(no name) ((no email))
Mon, 31 Oct 1994 09:21:08 EDT

You mentioned the need for tribal leaders to have the support of their
people before declaring war, but then claimed that this is not necessary
in literate societies (or perhaps you meant only some segment of those?).
I would like to question that last point. Remember how carefully the
US moulded public opinion about Sadam Hussein during the runup to the
gulf war. Without that careful moulding of public opinion, the US
militarists would not have been able to convince the politicos that it
was politically safe (i.e. the politicos jobs were safe in the next election)
to go to war. Recall that when the Russian army lost confidence in its
king, they led the revolution to oust him and the people who supported him,
rather than continuing to fight on the eastern front. I suspect that
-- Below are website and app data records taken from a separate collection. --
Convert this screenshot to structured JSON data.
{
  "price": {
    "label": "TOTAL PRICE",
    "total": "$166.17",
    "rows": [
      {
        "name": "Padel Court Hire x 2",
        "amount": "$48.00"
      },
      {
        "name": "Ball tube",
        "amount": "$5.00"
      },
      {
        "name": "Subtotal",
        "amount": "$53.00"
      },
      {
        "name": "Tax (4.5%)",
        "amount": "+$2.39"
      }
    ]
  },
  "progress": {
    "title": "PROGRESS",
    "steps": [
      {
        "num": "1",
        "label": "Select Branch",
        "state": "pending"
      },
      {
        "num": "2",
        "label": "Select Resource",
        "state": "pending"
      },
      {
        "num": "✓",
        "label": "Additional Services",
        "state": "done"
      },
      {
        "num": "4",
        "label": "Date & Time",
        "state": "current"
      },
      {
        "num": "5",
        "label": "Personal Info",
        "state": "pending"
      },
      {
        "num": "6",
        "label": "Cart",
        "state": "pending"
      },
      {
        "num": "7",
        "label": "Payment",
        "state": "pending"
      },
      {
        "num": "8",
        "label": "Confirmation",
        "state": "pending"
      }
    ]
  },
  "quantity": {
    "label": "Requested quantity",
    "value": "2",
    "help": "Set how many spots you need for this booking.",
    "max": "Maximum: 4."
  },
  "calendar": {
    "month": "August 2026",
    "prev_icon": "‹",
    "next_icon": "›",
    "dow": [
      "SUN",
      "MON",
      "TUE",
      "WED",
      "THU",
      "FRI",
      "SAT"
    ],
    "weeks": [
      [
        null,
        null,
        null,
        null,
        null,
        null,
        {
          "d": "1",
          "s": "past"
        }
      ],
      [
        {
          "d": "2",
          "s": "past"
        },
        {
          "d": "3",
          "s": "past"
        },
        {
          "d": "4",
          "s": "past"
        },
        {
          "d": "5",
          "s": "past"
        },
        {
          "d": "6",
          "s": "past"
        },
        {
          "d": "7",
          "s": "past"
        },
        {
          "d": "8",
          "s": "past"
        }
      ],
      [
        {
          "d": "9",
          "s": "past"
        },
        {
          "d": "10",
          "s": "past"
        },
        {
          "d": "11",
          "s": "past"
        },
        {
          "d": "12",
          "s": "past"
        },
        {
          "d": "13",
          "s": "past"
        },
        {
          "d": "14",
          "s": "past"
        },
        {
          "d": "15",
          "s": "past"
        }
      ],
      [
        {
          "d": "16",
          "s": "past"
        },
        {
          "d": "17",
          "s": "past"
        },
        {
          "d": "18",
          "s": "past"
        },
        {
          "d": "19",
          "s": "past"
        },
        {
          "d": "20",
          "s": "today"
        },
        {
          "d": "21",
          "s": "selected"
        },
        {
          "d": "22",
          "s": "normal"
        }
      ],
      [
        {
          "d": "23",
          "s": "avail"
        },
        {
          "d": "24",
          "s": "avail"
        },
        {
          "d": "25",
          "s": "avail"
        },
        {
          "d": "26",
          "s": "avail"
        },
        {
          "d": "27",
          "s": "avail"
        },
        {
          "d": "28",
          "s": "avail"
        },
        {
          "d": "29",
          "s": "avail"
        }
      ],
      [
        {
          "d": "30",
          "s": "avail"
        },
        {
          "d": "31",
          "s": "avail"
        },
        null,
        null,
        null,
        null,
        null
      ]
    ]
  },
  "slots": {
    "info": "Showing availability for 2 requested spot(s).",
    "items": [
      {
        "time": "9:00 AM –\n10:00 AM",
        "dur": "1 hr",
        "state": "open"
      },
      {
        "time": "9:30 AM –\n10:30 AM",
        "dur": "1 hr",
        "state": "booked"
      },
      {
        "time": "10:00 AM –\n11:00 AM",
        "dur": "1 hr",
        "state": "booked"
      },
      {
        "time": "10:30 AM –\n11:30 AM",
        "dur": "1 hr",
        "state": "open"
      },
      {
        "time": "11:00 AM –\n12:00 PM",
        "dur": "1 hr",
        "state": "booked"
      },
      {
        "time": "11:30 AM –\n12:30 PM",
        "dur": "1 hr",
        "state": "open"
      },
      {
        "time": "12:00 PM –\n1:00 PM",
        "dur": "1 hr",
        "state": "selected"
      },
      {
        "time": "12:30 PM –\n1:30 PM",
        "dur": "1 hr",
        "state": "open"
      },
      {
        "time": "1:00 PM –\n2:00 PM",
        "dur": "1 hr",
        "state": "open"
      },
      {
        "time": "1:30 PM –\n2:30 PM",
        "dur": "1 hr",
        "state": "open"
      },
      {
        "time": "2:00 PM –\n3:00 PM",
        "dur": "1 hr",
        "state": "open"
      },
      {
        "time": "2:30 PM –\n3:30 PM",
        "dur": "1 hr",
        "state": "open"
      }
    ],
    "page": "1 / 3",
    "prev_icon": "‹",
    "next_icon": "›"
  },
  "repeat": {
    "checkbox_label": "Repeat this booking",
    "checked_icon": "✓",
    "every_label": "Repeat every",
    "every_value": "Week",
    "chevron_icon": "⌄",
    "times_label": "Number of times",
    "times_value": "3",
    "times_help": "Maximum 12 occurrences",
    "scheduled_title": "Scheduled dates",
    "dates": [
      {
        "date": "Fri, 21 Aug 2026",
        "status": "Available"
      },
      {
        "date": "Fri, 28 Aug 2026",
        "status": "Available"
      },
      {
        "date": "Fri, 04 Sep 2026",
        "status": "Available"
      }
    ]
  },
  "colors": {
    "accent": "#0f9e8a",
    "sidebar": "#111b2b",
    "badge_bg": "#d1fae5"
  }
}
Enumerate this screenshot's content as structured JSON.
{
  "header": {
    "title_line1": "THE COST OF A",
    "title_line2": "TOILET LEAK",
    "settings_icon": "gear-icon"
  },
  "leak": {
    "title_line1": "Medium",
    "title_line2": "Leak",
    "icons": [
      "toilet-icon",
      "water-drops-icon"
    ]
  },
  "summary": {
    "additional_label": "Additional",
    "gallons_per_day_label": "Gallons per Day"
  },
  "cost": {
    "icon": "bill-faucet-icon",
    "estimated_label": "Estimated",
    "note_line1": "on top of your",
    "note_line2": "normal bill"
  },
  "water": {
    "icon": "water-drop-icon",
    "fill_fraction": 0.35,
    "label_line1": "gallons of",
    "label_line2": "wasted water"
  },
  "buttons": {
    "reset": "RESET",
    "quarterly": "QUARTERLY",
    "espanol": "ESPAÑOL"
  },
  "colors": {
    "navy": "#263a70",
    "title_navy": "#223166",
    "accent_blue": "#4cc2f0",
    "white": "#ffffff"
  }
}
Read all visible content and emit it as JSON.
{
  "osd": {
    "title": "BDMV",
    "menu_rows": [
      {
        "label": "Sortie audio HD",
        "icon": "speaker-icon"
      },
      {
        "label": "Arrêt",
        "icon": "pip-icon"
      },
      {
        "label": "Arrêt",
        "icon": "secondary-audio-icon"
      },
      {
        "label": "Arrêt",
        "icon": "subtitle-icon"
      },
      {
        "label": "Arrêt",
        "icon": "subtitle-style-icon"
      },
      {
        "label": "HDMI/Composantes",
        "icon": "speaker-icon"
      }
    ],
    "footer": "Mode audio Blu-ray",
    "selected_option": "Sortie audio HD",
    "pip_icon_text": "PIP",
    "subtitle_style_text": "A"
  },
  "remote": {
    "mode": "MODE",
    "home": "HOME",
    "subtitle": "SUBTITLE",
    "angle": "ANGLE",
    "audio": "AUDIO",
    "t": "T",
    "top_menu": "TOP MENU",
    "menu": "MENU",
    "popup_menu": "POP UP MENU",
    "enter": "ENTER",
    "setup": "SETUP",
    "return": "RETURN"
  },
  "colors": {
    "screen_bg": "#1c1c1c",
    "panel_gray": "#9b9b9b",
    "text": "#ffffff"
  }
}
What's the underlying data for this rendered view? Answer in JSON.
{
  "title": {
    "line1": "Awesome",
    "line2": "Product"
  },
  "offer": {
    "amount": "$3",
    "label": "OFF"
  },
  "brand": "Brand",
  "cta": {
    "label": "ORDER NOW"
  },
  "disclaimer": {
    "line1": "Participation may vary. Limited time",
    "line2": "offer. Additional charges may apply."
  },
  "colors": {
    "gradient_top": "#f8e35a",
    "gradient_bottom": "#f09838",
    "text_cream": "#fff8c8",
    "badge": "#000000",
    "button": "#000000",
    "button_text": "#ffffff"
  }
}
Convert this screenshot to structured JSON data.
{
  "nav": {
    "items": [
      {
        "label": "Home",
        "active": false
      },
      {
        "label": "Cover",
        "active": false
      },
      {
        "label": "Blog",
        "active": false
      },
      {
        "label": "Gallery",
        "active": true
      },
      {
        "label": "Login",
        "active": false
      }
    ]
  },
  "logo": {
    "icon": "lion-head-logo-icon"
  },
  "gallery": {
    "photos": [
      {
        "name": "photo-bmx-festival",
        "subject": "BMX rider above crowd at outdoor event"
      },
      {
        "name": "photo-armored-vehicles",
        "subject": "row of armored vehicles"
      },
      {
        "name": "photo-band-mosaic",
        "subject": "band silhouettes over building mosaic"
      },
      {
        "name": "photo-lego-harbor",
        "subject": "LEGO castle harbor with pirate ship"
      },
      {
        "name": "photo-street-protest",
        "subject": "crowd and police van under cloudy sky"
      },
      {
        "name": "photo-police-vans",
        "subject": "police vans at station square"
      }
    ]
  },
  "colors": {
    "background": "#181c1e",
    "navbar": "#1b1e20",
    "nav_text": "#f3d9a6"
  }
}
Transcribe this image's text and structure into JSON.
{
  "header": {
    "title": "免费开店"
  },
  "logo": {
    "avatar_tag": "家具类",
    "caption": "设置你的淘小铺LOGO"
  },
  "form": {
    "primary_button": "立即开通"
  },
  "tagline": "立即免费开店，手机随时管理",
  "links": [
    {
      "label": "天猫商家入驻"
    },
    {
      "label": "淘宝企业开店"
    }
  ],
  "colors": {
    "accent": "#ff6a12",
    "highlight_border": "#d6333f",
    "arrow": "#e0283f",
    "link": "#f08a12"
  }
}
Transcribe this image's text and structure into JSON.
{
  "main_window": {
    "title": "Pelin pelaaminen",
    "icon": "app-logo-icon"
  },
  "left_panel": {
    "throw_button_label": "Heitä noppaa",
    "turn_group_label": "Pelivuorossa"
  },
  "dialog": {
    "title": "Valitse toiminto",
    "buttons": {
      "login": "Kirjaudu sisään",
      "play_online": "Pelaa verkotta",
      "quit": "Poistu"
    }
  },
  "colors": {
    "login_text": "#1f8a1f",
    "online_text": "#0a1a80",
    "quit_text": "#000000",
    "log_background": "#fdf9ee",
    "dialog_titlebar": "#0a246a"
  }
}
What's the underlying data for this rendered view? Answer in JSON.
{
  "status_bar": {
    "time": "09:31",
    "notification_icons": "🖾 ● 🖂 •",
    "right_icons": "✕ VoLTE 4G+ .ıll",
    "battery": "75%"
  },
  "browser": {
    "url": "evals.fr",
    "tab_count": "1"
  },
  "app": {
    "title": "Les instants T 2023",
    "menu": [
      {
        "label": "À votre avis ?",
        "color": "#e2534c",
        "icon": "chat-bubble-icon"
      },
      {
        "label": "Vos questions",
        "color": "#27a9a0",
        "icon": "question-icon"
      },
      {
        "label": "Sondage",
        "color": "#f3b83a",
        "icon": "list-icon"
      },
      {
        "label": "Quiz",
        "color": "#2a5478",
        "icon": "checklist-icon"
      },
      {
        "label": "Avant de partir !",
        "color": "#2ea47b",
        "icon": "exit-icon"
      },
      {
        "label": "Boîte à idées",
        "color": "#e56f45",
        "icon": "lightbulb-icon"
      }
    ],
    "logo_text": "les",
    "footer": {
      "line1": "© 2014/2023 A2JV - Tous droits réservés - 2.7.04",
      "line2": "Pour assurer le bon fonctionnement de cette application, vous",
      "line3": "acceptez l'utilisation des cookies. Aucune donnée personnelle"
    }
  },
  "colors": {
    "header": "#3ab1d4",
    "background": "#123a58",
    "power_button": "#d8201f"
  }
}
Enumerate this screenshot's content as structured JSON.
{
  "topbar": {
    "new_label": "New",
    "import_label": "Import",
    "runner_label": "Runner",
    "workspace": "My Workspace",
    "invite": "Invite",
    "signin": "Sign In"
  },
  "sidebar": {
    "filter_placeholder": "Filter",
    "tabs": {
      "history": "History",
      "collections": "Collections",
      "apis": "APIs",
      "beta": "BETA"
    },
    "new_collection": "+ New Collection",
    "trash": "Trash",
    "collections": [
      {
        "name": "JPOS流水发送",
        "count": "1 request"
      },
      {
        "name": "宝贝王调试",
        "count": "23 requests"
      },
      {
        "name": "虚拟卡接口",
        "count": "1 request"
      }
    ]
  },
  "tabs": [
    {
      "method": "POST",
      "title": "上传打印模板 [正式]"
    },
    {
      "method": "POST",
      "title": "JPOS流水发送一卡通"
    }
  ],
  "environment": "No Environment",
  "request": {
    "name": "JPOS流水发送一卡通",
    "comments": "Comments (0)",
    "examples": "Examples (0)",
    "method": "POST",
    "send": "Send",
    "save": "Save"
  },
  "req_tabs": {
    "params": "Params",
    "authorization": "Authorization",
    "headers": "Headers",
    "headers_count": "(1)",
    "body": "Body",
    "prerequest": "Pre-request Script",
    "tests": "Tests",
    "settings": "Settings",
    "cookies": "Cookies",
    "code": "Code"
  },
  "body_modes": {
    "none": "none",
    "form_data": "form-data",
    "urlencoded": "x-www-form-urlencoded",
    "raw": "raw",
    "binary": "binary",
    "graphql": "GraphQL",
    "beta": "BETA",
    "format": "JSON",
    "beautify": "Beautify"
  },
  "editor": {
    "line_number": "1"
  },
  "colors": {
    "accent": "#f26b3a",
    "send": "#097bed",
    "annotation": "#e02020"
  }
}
if you look hard enough, there are many other examples of such careful
manipulation of public opinion to support a desired war by the powerful,
and an almost equal number of examples of situations where the disgruntled
overrule the leaders' decisions to make (continue) war when they see it
no longer in their own best interests. I seriously doubt that the process
is different whether the society is literate or not, or has technological
modern or paleolithic equipment, or if they are democratic or a dictatorship.
It is merely a matter of how many (and who within the socieity) need to
be convinced that war is a necessary move.

bonnie blackwell